--- START ---

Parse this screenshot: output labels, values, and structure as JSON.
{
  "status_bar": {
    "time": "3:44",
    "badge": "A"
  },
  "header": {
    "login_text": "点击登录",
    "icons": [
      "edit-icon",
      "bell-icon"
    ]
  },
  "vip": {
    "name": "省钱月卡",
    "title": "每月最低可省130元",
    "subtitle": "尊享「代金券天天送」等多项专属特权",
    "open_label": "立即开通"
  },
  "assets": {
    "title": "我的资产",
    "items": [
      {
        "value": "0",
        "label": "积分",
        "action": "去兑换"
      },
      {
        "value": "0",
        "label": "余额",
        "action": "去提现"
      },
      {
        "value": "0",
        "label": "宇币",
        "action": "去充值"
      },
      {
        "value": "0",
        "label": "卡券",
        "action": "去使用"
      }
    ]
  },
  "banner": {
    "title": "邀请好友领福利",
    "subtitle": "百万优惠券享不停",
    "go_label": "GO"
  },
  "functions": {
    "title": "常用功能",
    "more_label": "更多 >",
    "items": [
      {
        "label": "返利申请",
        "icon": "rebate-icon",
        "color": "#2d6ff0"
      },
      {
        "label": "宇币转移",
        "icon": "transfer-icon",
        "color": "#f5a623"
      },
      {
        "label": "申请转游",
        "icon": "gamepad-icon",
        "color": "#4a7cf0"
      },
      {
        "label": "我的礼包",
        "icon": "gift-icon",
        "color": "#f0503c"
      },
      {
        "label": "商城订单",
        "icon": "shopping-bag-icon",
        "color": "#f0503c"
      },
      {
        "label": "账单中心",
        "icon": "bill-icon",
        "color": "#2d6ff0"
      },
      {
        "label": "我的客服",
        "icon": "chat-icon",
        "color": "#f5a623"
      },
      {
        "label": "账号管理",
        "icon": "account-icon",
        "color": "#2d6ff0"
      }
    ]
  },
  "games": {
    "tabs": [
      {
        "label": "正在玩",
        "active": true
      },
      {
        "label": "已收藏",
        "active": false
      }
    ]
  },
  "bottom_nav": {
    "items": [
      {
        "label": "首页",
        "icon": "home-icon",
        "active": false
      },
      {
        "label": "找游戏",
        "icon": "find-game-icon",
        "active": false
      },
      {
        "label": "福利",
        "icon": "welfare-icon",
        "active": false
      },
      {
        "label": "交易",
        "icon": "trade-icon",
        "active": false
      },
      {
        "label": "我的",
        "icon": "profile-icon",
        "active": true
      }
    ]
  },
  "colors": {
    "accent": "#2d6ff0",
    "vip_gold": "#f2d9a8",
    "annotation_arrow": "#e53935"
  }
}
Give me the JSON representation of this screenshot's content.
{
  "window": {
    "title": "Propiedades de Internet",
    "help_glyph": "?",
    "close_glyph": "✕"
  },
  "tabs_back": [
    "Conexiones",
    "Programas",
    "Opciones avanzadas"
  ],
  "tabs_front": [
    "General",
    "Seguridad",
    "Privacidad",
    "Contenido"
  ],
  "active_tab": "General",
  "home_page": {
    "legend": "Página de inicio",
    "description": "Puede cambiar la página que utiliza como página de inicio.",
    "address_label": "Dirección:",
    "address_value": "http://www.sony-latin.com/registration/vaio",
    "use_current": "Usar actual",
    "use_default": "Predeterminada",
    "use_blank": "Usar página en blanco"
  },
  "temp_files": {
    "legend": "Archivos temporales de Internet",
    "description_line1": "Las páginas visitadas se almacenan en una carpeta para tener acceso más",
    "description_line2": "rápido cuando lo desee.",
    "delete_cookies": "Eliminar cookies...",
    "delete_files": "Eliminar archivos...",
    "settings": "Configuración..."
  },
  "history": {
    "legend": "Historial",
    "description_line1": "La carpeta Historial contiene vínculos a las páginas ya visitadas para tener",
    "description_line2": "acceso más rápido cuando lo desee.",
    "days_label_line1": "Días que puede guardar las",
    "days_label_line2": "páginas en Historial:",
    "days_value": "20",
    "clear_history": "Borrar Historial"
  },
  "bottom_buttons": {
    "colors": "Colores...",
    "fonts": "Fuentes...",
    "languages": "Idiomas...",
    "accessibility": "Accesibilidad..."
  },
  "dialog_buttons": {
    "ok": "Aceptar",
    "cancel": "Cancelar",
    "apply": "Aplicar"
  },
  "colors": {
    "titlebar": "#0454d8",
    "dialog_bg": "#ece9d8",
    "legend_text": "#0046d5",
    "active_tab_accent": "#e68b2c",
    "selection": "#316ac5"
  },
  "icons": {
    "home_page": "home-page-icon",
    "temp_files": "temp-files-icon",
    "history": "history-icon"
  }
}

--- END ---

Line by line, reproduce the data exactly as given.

Parse this screenshot: output labels, values, and structure as JSON.
{
  "status_bar": {
    "time": "3:44",
    "badge": "A"
  },
  "header": {
    "login_text": "点击登录",
    "icons": [
      "edit-icon",
      "bell-icon"
    ]
  },
  "vip": {
    "name": "省钱月卡",
    "title": "每月最低可省130元",
    "subtitle": "尊享「代金券天天送」等多项专属特权",
    "open_label": "立即开通"
  },
  "assets": {
    "title": "我的资产",
    "items": [
      {
        "value": "0",
        "label": "积分",
        "action": "去兑换"
      },
      {
        "value": "0",
        "label": "余额",
        "action": "去提现"
      },
      {
        "value": "0",
        "label": "宇币",
        "action": "去充值"
      },
      {
        "value": "0",
        "label": "卡券",
        "action": "去使用"
      }
    ]
  },
  "banner": {
    "title": "邀请好友领福利",
    "subtitle": "百万优惠券享不停",
    "go_label": "GO"
  },
  "functions": {
    "title": "常用功能",
    "more_label": "更多 >",
    "items": [
      {
        "label": "返利申请",
        "icon": "rebate-icon",
        "color": "#2d6ff0"
      },
      {
        "label": "宇币转移",
        "icon": "transfer-icon",
        "color": "#f5a623"
      },
      {
        "label": "申请转游",
        "icon": "gamepad-icon",
        "color": "#4a7cf0"
      },
      {
        "label": "我的礼包",
        "icon": "gift-icon",
        "color": "#f0503c"
      },
      {
        "label": "商城订单",
        "icon": "shopping-bag-icon",
        "color": "#f0503c"
      },
      {
        "label": "账单中心",
        "icon": "bill-icon",
        "color": "#2d6ff0"
      },
      {
        "label": "我的客服",
        "icon": "chat-icon",
        "color": "#f5a623"
      },
      {
        "label": "账号管理",
        "icon": "account-icon",
        "color": "#2d6ff0"
      }
    ]
  },
  "games": {
    "tabs": [
      {
        "label": "正在玩",
        "active": true
      },
      {
        "label": "已收藏",
        "active": false
      }
    ]
  },
  "bottom_nav": {
    "items": [
      {
        "label": "首页",
        "icon": "home-icon",
        "active": false
      },
      {
        "label": "找游戏",
        "icon": "find-game-icon",
        "active": false
      },
      {
        "label": "福利",
        "icon": "welfare-icon",
        "active": false
      },
      {
        "label": "交易",
        "icon": "trade-icon",
        "active": false
      },
      {
        "label": "我的",
        "icon": "profile-icon",
        "active": true
      }
    ]
  },
  "colors": {
    "accent": "#2d6ff0",
    "vip_gold": "#f2d9a8",
    "annotation_arrow": "#e53935"
  }
}
Give me the JSON representation of this screenshot's content.
{
  "window": {
    "title": "Propiedades de Internet",
    "help_glyph": "?",
    "close_glyph": "✕"
  },
  "tabs_back": [
    "Conexiones",
    "Programas",
    "Opciones avanzadas"
  ],
  "tabs_front": [
    "General",
    "Seguridad",
    "Privacidad",
    "Contenido"
  ],
  "active_tab": "General",
  "home_page": {
    "legend": "Página de inicio",
    "description": "Puede cambiar la página que utiliza como página de inicio.",
    "address_label": "Dirección:",
    "address_value": "http://www.sony-latin.com/registration/vaio",
    "use_current": "Usar actual",
    "use_default": "Predeterminada",
    "use_blank": "Usar página en blanco"
  },
  "temp_files": {
    "legend": "Archivos temporales de Internet",
    "description_line1": "Las páginas visitadas se almacenan en una carpeta para tener acceso más",
    "description_line2": "rápido cuando lo desee.",
    "delete_cookies": "Eliminar cookies...",
    "delete_files": "Eliminar archivos...",
    "settings": "Configuración..."
  },
  "history": {
    "legend": "Historial",
    "description_line1": "La carpeta Historial contiene vínculos a las páginas ya visitadas para tener",
    "description_line2": "acceso más rápido cuando lo desee.",
    "days_label_line1": "Días que puede guardar las",
    "days_label_line2": "páginas en Historial:",
    "days_value": "20",
    "clear_history": "Borrar Historial"
  },
  "bottom_buttons": {
    "colors": "Colores...",
    "fonts": "Fuentes...",
    "languages": "Idiomas...",
    "accessibility": "Accesibilidad..."
  },
  "dialog_buttons": {
    "ok": "Aceptar",
    "cancel": "Cancelar",
    "apply": "Aplicar"
  },
  "colors": {
    "titlebar": "#0454d8",
    "dialog_bg": "#ece9d8",
    "legend_text": "#0046d5",
    "active_tab_accent": "#e68b2c",
    "selection": "#316ac5"
  },
  "icons": {
    "home_page": "home-page-icon",
    "temp_files": "temp-files-icon",
    "history": "history-icon"
  }
}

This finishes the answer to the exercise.